The Enso Circle, developed by Michelle Belto and me, is a new concept in creative communities. It’s a virtual artists’ residency program, joined through application, and limited to twelve participants.
The Circle has definitely exceeded our hopes, both as a successful model for group dynamics and as a platform for encouraging individual artistic achievement.
Part of the appeal of The Enso Circle is that each individual artist sets an individual goal. It could be something specific, like creating twelve pieces of fiber art for an upcoming exhibition, or it could be something general such as learning more about encaustics and producing three exploratory works. Journaling is encouraged, but not required, and there is lots of lively 24/7 conversation in our Slack space.
A huge hunk of icing on the cake for me is what I’m learning as an artist as I work right alongside the Enso Residents on my own project, a series of encaustic collage works with historic photographs of child laborers from the early 20th century.
Here are three huge takeaways I’ve gleaned at this point in the term – they are not new ideas, but the “learning part” is how effective and important they are to getting art accomplished.
ONE: SET A GOAL – IT’S THE SETTING, NOT THE SPECIFIC GOAL
Just do it – write down a goal based on something you are already doing, something you have always wanted to do, something based on another artist’s intriguing techniques that you want to explore in your own style (yes, that’s OK). Two of our Residents have changed their goals since the started – they knew what felt right, so they adjusted. That’s OK, too.
My own goal was pretty specific: Working from dark to light in mixed media and encaustic photocollage pulling images from the dark of the past to the light of the present. In 1904, the National Child Labor Committee formed in the hopes of ending the horrors of child labor. One of these investigators was the photographer Lewis Hine, who traveled across the country meeting and photographing children working in a variety of industries.
I’ve never been a write-down-your-goal person before, but, boy does it help!!

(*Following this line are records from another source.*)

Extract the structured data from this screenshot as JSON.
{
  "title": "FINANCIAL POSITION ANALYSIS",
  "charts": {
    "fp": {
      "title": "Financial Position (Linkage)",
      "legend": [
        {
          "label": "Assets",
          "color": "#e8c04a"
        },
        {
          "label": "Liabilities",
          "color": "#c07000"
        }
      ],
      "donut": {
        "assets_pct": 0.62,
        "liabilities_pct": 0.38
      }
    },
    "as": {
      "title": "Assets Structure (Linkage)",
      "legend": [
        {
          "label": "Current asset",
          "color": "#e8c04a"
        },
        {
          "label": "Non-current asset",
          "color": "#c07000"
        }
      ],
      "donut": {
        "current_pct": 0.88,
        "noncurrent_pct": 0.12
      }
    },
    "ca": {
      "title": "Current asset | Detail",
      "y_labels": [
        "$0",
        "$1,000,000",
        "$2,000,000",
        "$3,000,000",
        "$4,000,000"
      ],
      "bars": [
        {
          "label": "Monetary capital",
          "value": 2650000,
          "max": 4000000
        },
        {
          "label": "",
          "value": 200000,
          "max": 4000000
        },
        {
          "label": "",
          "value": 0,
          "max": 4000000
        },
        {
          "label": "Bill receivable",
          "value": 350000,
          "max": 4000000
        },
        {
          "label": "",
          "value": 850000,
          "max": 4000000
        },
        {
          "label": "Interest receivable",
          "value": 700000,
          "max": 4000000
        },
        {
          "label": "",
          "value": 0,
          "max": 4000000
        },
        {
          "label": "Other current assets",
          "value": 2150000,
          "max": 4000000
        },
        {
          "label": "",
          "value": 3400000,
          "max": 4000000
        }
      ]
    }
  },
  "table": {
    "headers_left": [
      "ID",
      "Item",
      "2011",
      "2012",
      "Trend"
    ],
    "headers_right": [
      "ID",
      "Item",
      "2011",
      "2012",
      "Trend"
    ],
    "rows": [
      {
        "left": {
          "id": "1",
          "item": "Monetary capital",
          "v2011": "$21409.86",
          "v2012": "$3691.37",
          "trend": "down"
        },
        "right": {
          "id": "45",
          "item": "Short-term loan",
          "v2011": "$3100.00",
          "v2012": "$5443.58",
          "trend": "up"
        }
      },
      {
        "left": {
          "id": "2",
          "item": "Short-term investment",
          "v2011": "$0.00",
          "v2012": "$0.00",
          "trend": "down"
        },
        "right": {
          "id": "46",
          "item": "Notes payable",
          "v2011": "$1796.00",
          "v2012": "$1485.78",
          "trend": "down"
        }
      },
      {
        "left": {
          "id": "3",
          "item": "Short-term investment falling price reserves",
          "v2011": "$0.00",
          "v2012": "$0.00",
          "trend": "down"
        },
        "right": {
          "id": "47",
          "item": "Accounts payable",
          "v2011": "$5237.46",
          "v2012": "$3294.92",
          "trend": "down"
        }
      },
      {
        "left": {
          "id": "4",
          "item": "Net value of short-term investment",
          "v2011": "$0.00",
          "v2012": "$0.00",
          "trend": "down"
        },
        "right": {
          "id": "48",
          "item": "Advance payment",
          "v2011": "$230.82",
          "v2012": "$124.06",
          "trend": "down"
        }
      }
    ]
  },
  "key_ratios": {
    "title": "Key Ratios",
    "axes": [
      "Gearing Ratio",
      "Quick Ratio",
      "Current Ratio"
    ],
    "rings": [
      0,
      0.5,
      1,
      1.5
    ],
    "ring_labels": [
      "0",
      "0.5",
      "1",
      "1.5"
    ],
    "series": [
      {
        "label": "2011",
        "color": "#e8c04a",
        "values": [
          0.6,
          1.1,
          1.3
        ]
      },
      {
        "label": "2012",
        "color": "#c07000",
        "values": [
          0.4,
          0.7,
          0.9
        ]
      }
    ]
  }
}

Here’s one of my first experiments toward my goal:
This led to my panel idea (below).
TWO: MAKE A TIMELINE – REVIEW IT OFTEN AND HAVE A MIDPOINT

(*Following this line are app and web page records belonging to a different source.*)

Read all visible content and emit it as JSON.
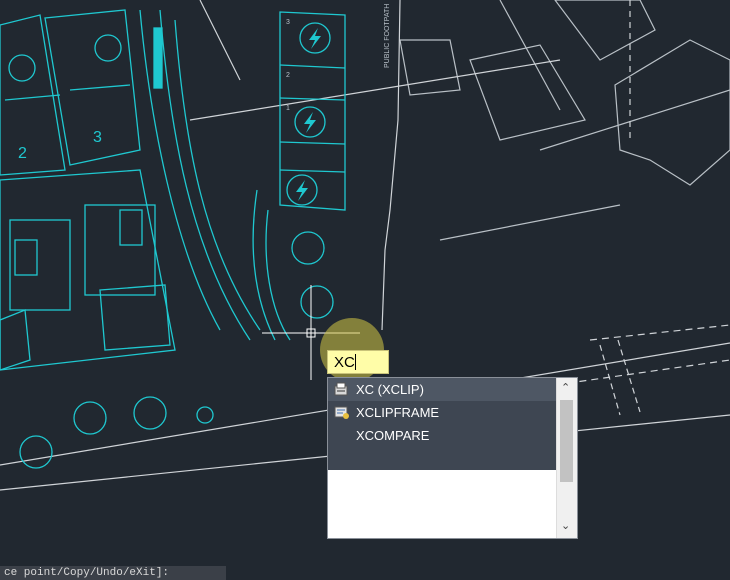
{
  "drawing": {
    "unit_labels": [
      "2",
      "3"
    ],
    "charger_bay_numbers": [
      "3",
      "2",
      "1"
    ],
    "road_label": "PUBLIC FOOTPATH"
  },
  "command": {
    "typed_value": "XC"
  },
  "autocomplete": {
    "items": [
      {
        "label": "XC (XCLIP)",
        "icon": "xclip-icon",
        "selected": true
      },
      {
        "label": "XCLIPFRAME",
        "icon": "xclipframe-icon",
        "selected": false
      },
      {
        "label": "XCOMPARE",
        "icon": "",
        "selected": false
      }
    ],
    "scroll_up_glyph": "⌃",
    "scroll_down_glyph": "⌄"
  },
  "command_line": {
    "prompt": "ce point/Copy/Undo/eXit]:"
  },
  "colors": {
    "background": "#212830",
    "cyan_lines": "#1fc8d0",
    "white_lines": "#e6e6e6",
    "input_bg": "#fffda8",
    "highlight": "#d6c846"
  }
}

I wanted to be halfway this week. I had decided to make five panels, each with photographs of the children on black backgrounds. If that timeline didn’t exist, I probably would have thought “too busy” and just let the project lapse, but I felt a self-imposed obligation, thanks to the others in the Enso Circle who were all reporting on their own progress.
Here’s the halfway point – the screen panels have been finished and connected. I had to figure out the best way to connect the waxed panels, and ended up using strips of hand-dyed canvas. It worked great.
Next will come finishing the back with handwritten stories of each of the children pictured on the front . I’m still not sure what that will look like, but I’ll ask my fellow Residents what they think.
THREE: SHARE YOUR WORK – WARTS AND ALL
Even if you don’t belong to a structured community such as The Enso Circle, you can still do a “show and tell” with like-minded friends. Do it on a regular basis. Right now, it will probably be virtual through images shared on Instagram, email, or Facebook, but it won’t be long before we can gather again in small groups.
I have learned about the importance of talking about work in progress – it’s an authentic way to expose yourself to feedback. In the Circle, we use Slack, uploading pictures, asking questions, and making comments. So far, the sharing seems to be keeping us all on track.
Here’s how Katherine, one of our Resident Artists, put it:
It is unbelievably helpful to see other artists in action. To truly see the individual style, prep and steps along the way of each artist and their projects. To see successes and failures and the opportunities in the those too.
I will be putting together a mid-term catalog of Works in Progress from our Residents – stay tuned for that in the next week or so.
I hope my three takeaways from The Enso Circle help. You can do this for yourself, particularly if you are stuck and feeling kind of directionless.
And while I’m not formally recruiting for The Enso Circle, we are taking applications for the Second Term, which begins on June 14. It you are interested, here’s the link to the application.
Thanks for reading, and take good care.
“The trouble with not having a goal is that you can spend your life running up and down the field and never score.” —Bill Copeland
I’d really like to apply for this, but just can’t fit it in this year due to other commitments. I hope that you keep,this going indefinitely. Maybe next year…or maybe later this year….
I love your three suggestions. I don’t make an overall goal but I do have a running list of projects that I want or need to do. That keeps me on track so I don’t set ideas aside and forget about them. I love checking them off when I’m finished with a piece of art (although I do continue to add or subtract items to my art). I also don’t write down my timeline but I work fairly quickly and continuously. My friends tease me about that. I’ll make a timeline fir my next project and see how close I come to it. I share my work and ask for suggestions on how to improve it with my sister and my fellow artist friends. That really helps me a lot! Thank you for the suggestions. Lv Cindy